Exercise input ->
= = = = = = =
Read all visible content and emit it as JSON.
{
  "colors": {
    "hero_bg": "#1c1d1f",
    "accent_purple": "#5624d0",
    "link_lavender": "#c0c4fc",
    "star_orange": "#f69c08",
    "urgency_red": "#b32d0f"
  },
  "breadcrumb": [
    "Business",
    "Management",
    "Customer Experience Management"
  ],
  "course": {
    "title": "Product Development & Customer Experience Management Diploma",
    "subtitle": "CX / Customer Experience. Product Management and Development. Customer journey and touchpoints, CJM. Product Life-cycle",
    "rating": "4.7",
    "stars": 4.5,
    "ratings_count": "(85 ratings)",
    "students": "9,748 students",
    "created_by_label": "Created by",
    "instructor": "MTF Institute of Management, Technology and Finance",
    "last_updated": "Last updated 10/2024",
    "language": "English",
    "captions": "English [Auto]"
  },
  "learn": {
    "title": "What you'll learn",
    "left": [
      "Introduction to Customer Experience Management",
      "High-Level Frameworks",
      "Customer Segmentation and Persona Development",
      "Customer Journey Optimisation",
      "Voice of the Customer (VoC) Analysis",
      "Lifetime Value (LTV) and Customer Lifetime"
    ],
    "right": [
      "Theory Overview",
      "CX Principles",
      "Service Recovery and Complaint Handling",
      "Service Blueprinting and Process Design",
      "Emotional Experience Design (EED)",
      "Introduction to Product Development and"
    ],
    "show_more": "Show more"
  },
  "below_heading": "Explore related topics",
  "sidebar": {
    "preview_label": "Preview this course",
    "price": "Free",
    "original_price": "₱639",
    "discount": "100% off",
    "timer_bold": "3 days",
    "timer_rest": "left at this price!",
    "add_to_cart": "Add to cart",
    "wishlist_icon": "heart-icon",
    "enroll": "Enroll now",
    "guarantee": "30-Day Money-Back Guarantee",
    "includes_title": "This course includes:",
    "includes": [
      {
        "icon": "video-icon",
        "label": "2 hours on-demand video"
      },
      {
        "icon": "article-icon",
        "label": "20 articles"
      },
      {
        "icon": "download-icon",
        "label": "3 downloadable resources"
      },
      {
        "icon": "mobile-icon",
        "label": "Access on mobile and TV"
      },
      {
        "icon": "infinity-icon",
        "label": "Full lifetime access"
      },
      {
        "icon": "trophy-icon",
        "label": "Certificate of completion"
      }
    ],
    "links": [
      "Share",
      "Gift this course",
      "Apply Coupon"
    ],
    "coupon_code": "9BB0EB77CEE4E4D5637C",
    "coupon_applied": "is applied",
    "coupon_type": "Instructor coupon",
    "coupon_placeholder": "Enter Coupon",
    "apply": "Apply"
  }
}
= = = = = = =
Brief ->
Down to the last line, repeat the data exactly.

Answer space ->
Read all visible content and emit it as JSON.
{
  "colors": {
    "hero_bg": "#1c1d1f",
    "accent_purple": "#5624d0",
    "link_lavender": "#c0c4fc",
    "star_orange": "#f69c08",
    "urgency_red": "#b32d0f"
  },
  "breadcrumb": [
    "Business",
    "Management",
    "Customer Experience Management"
  ],
  "course": {
    "title": "Product Development & Customer Experience Management Diploma",
    "subtitle": "CX / Customer Experience. Product Management and Development. Customer journey and touchpoints, CJM. Product Life-cycle",
    "rating": "4.7",
    "stars": 4.5,
    "ratings_count": "(85 ratings)",
    "students": "9,748 students",
    "created_by_label": "Created by",
    "instructor": "MTF Institute of Management, Technology and Finance",
    "last_updated": "Last updated 10/2024",
    "language": "English",
    "captions": "English [Auto]"
  },
  "learn": {
    "title": "What you'll learn",
    "left": [
      "Introduction to Customer Experience Management",
      "High-Level Frameworks",
      "Customer Segmentation and Persona Development",
      "Customer Journey Optimisation",
      "Voice of the Customer (VoC) Analysis",
      "Lifetime Value (LTV) and Customer Lifetime"
    ],
    "right": [
      "Theory Overview",
      "CX Principles",
      "Service Recovery and Complaint Handling",
      "Service Blueprinting and Process Design",
      "Emotional Experience Design (EED)",
      "Introduction to Product Development and"
    ],
    "show_more": "Show more"
  },
  "below_heading": "Explore related topics",
  "sidebar": {
    "preview_label": "Preview this course",
    "price": "Free",
    "original_price": "₱639",
    "discount": "100% off",
    "timer_bold": "3 days",
    "timer_rest": "left at this price!",
    "add_to_cart": "Add to cart",
    "wishlist_icon": "heart-icon",
    "enroll": "Enroll now",
    "guarantee": "30-Day Money-Back Guarantee",
    "includes_title": "This course includes:",
    "includes": [
      {
        "icon": "video-icon",
        "label": "2 hours on-demand video"
      },
      {
        "icon": "article-icon",
        "label": "20 articles"
      },
      {
        "icon": "download-icon",
        "label": "3 downloadable resources"
      },
      {
        "icon": "mobile-icon",
        "label": "Access on mobile and TV"
      },
      {
        "icon": "infinity-icon",
        "label": "Full lifetime access"
      },
      {
        "icon": "trophy-icon",
        "label": "Certificate of completion"
      }
    ],
    "links": [
      "Share",
      "Gift this course",
      "Apply Coupon"
    ],
    "coupon_code": "9BB0EB77CEE4E4D5637C",
    "coupon_applied": "is applied",
    "coupon_type": "Instructor coupon",
    "coupon_placeholder": "Enter Coupon",
    "apply": "Apply"
  }
}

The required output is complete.